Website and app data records
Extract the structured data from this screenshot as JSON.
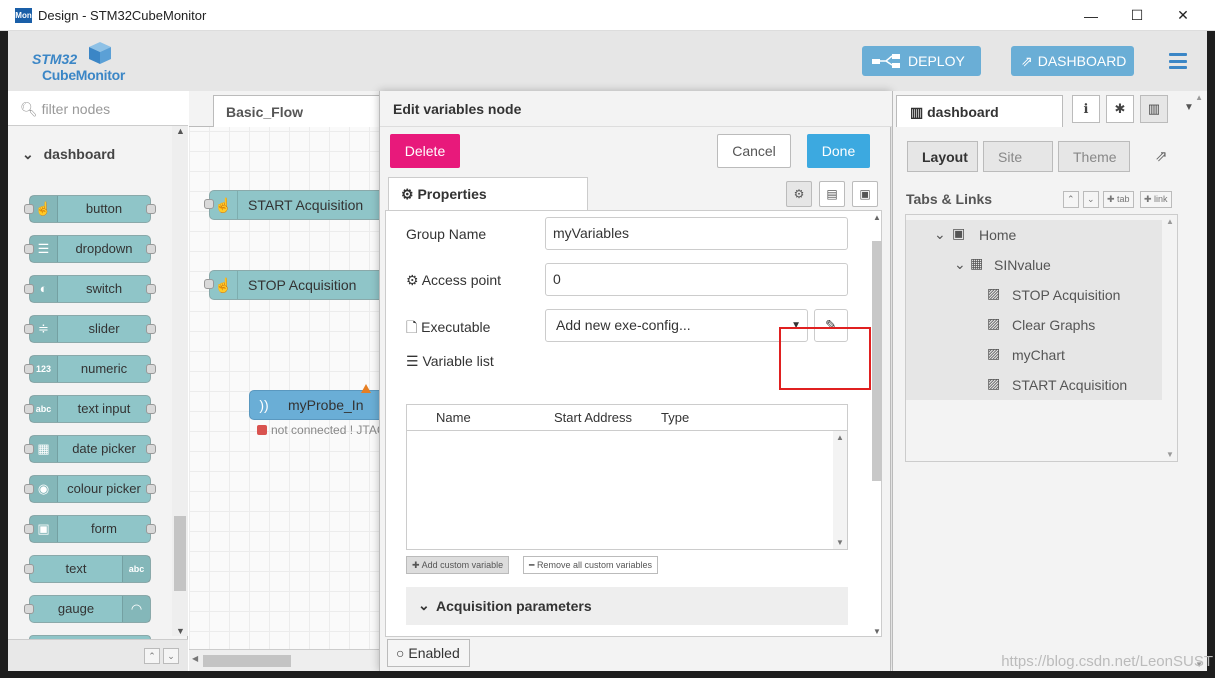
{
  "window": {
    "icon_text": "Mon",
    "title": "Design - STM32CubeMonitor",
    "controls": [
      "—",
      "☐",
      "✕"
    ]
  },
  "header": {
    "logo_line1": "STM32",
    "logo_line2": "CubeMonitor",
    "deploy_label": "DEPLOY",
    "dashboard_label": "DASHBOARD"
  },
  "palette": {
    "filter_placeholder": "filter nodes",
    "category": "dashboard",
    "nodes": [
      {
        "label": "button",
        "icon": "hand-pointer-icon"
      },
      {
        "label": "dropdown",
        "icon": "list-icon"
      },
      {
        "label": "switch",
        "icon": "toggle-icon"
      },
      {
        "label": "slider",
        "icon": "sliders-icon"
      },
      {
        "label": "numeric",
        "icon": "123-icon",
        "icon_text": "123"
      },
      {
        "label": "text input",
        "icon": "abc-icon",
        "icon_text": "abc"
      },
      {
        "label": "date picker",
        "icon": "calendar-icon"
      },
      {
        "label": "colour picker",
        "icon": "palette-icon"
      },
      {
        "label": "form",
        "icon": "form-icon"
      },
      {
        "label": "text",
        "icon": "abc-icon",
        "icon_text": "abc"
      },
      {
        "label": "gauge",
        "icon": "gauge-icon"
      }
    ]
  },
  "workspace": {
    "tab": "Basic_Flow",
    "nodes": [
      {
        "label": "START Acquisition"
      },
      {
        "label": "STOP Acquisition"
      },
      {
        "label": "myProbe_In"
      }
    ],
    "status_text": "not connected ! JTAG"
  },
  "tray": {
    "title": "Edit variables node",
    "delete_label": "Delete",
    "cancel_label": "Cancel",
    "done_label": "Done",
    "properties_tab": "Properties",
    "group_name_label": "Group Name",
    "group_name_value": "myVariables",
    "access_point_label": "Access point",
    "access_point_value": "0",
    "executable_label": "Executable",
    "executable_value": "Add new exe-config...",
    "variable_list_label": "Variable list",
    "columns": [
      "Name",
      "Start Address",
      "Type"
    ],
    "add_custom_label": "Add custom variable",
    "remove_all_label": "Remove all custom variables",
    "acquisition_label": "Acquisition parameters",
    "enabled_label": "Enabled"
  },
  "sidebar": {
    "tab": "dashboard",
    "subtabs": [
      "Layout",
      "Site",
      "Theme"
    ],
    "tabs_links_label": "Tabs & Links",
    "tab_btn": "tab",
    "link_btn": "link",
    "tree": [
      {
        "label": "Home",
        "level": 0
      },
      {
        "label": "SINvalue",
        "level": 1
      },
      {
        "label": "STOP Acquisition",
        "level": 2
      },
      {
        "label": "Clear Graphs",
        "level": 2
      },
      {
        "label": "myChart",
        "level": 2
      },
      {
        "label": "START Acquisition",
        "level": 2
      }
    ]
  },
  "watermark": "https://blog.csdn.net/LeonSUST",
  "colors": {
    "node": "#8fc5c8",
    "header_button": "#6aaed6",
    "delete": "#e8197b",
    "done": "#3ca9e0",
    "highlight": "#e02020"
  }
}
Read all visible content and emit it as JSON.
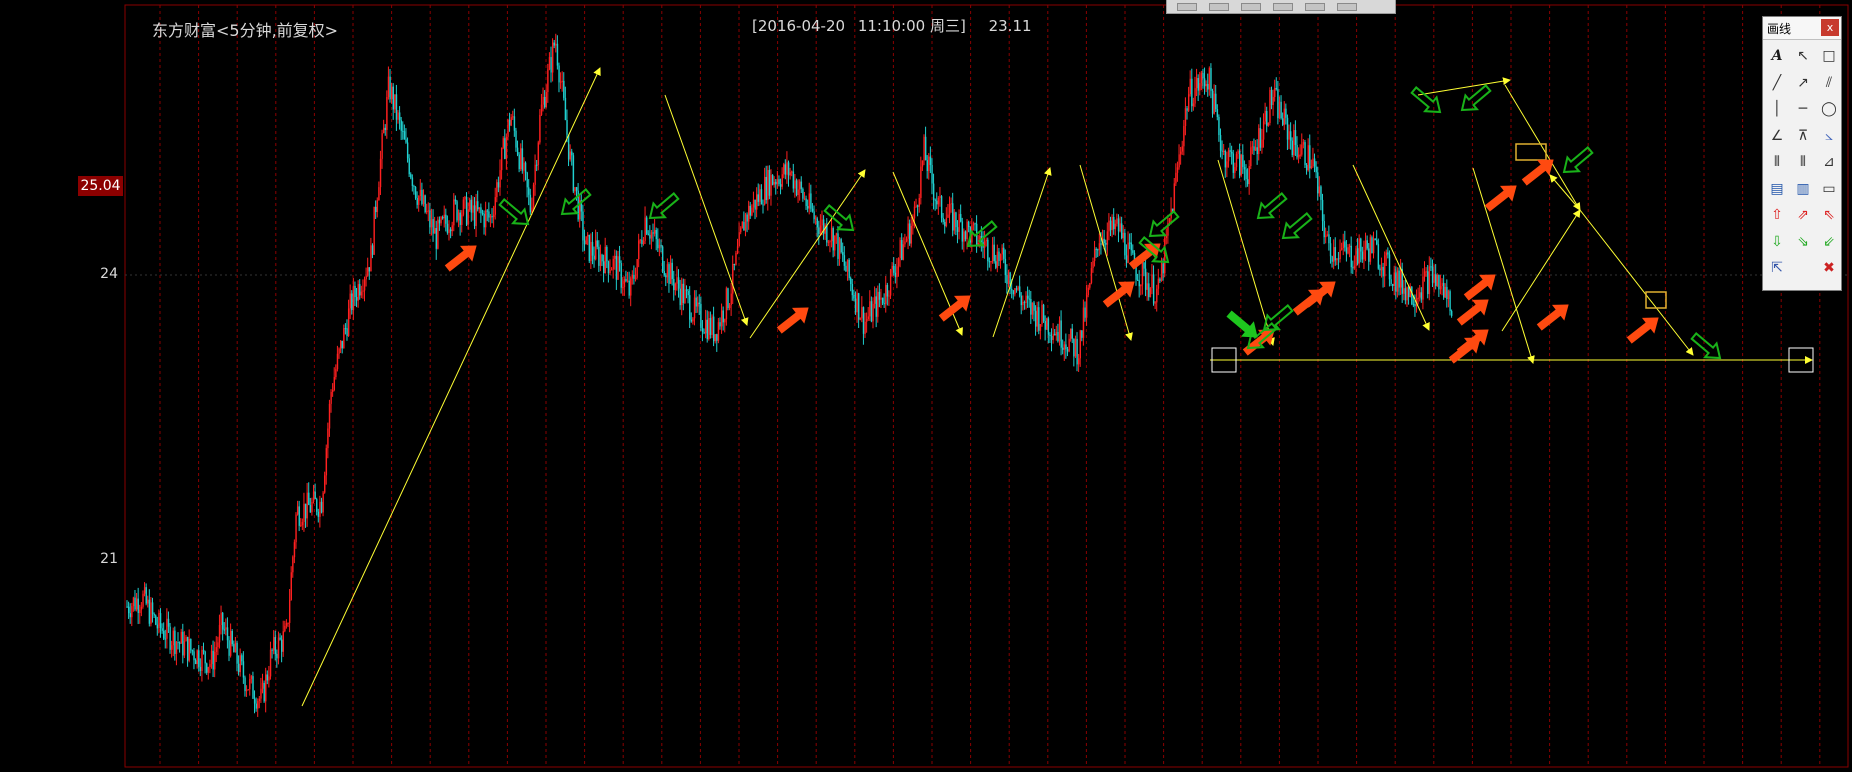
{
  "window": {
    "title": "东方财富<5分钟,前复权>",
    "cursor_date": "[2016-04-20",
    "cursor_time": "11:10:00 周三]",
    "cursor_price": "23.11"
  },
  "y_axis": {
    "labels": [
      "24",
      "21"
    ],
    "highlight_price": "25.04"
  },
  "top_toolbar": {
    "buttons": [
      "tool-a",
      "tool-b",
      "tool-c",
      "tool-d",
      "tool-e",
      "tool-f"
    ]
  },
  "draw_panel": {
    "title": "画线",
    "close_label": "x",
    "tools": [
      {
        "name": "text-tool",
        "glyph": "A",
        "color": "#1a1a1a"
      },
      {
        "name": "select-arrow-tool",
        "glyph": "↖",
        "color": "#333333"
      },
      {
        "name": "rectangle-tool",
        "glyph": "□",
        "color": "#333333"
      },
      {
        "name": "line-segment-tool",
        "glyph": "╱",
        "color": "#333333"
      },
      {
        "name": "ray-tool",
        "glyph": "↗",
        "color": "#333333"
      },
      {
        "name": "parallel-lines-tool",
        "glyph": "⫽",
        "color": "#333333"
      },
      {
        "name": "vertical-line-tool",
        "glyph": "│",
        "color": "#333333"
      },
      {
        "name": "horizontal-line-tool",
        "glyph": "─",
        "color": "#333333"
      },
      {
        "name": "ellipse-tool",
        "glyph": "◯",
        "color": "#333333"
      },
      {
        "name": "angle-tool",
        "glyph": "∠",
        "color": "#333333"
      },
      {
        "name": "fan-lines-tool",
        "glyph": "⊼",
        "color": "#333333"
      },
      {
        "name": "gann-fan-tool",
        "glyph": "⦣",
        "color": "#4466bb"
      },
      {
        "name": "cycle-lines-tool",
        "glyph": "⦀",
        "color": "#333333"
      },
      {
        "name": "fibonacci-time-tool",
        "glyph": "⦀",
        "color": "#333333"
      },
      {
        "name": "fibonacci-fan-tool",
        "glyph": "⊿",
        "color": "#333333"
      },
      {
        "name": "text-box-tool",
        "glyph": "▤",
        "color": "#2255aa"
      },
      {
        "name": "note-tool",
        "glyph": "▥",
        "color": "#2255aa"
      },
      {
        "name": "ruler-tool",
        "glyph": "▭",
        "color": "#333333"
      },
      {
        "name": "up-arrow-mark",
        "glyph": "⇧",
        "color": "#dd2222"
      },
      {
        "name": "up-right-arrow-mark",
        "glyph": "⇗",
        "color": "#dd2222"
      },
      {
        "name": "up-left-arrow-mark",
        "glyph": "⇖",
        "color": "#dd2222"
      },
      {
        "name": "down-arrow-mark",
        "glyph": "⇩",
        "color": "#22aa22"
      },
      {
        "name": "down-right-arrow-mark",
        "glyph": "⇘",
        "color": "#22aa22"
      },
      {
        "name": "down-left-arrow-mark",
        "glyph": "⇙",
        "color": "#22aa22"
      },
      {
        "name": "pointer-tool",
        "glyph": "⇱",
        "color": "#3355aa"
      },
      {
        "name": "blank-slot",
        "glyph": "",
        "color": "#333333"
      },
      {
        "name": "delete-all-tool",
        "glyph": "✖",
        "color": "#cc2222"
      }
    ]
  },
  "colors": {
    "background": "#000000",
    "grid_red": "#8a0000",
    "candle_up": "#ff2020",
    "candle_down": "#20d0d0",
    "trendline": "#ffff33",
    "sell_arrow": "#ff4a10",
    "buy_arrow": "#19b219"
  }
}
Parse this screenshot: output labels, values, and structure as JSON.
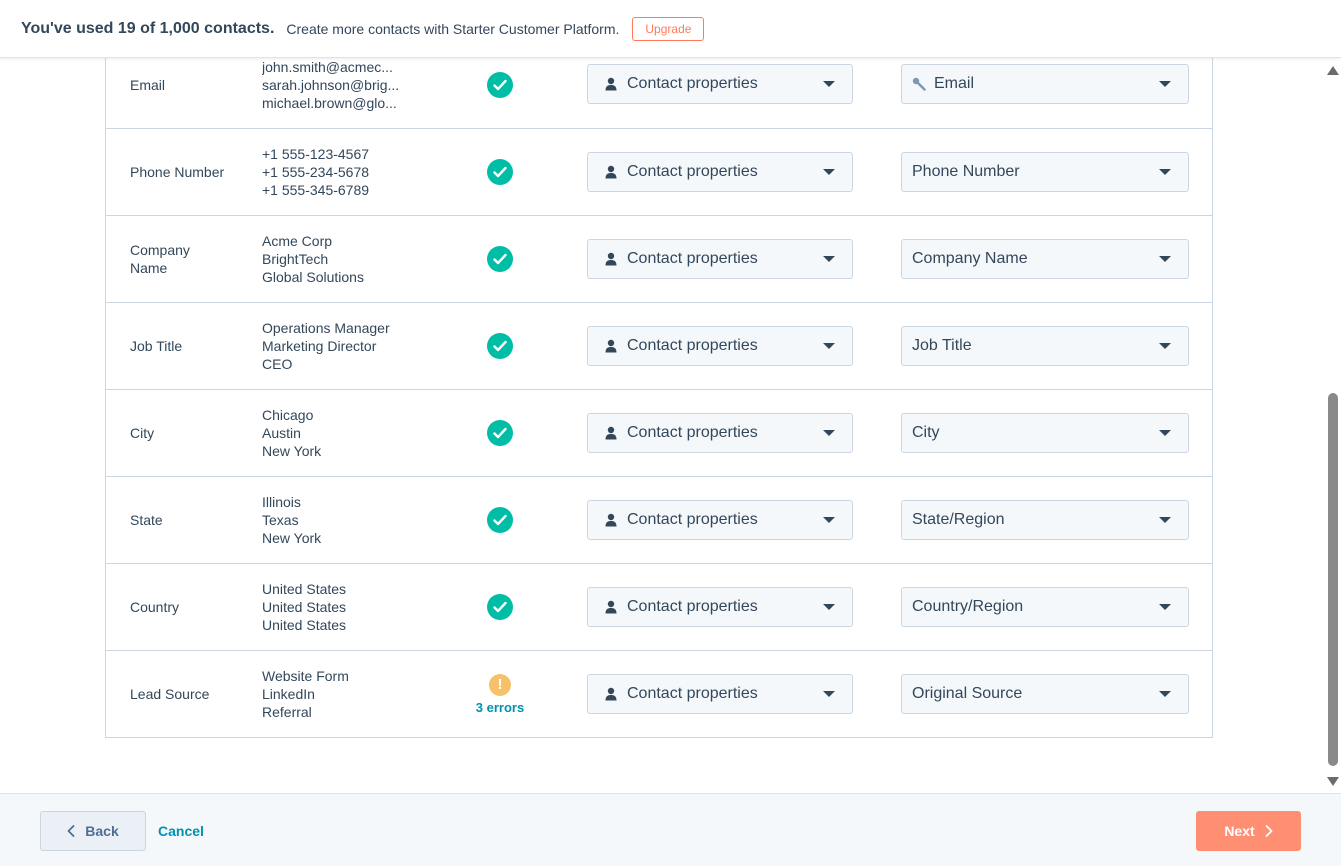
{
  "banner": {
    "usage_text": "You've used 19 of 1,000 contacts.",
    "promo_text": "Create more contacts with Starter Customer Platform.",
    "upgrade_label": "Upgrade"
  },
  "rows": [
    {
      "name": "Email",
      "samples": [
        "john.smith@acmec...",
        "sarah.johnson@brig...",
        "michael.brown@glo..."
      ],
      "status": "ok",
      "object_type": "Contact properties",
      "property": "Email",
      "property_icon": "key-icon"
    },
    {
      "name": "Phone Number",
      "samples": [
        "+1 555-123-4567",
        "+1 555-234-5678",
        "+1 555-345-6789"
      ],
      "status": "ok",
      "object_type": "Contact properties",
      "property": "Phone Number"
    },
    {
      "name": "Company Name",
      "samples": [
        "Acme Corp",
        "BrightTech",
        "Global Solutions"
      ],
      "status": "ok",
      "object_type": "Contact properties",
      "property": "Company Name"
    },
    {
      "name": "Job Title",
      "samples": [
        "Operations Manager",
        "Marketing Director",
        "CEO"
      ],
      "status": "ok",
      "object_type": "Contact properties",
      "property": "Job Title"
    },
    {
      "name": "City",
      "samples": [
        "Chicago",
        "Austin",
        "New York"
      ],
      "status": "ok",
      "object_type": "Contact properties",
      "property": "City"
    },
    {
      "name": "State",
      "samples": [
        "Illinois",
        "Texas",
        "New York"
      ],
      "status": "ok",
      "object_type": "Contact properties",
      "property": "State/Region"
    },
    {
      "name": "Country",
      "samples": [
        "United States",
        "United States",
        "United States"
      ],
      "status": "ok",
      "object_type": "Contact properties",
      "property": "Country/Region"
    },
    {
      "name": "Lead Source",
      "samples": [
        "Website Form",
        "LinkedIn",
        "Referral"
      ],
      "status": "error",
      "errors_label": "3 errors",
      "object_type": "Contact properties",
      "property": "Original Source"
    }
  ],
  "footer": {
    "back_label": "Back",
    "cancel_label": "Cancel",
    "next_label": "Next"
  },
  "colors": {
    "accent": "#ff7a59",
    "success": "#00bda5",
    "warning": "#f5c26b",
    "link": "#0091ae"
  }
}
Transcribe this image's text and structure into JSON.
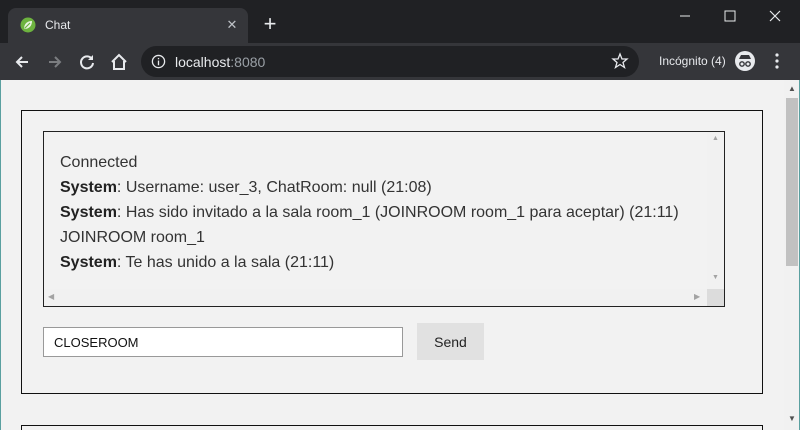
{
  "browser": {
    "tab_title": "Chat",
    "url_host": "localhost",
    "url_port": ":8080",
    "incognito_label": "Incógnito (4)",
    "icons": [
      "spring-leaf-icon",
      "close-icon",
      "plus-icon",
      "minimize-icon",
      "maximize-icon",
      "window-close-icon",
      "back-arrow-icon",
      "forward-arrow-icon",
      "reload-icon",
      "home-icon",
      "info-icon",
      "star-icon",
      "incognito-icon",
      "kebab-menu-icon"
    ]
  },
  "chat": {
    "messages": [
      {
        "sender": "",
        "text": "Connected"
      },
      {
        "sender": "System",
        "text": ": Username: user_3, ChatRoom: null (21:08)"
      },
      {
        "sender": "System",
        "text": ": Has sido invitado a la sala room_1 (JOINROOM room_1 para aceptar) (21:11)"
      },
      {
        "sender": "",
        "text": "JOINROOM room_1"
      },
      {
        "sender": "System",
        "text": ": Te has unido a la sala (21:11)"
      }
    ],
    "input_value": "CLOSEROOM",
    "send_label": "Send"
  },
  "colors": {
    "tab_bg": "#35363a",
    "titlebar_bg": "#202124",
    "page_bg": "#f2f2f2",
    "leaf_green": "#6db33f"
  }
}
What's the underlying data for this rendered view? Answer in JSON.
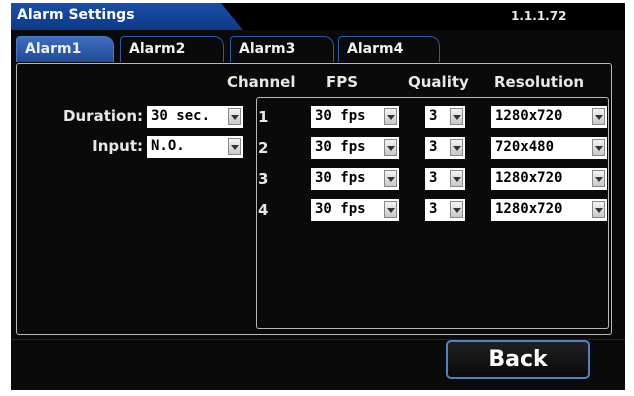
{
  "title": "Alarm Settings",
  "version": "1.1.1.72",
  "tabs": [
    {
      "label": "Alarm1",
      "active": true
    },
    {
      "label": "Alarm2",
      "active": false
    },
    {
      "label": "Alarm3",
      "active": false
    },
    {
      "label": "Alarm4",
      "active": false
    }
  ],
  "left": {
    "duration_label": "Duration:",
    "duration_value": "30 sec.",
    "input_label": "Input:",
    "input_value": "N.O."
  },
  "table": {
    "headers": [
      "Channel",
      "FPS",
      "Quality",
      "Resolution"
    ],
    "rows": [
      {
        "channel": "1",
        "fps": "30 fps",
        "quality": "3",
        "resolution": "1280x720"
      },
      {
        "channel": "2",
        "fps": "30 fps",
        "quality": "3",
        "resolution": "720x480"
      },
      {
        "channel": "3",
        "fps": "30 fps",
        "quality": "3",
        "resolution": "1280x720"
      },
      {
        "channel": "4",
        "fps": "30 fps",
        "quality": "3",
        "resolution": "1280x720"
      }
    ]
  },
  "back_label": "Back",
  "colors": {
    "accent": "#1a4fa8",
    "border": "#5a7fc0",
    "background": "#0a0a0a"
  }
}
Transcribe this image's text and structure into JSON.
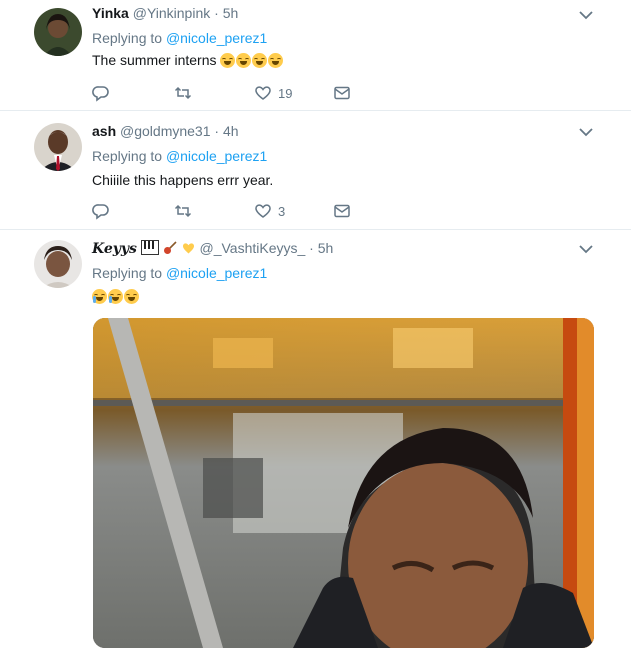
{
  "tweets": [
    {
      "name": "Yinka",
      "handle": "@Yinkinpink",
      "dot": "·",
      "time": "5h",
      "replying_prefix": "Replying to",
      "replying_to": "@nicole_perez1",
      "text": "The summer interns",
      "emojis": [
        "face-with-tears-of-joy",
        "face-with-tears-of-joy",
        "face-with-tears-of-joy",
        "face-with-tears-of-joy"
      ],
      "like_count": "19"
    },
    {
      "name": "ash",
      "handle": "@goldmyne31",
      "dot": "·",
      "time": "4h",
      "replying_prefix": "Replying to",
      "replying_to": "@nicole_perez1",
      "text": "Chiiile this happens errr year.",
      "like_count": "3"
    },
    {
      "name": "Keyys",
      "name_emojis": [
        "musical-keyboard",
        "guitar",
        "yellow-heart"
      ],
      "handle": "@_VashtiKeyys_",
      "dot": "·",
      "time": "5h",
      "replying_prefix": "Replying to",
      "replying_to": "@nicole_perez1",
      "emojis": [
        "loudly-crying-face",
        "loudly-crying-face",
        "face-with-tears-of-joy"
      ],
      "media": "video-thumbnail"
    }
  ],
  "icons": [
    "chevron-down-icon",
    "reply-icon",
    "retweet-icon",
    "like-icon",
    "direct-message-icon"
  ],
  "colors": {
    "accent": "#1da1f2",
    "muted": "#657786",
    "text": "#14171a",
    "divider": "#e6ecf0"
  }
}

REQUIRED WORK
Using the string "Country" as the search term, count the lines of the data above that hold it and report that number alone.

REPLY
2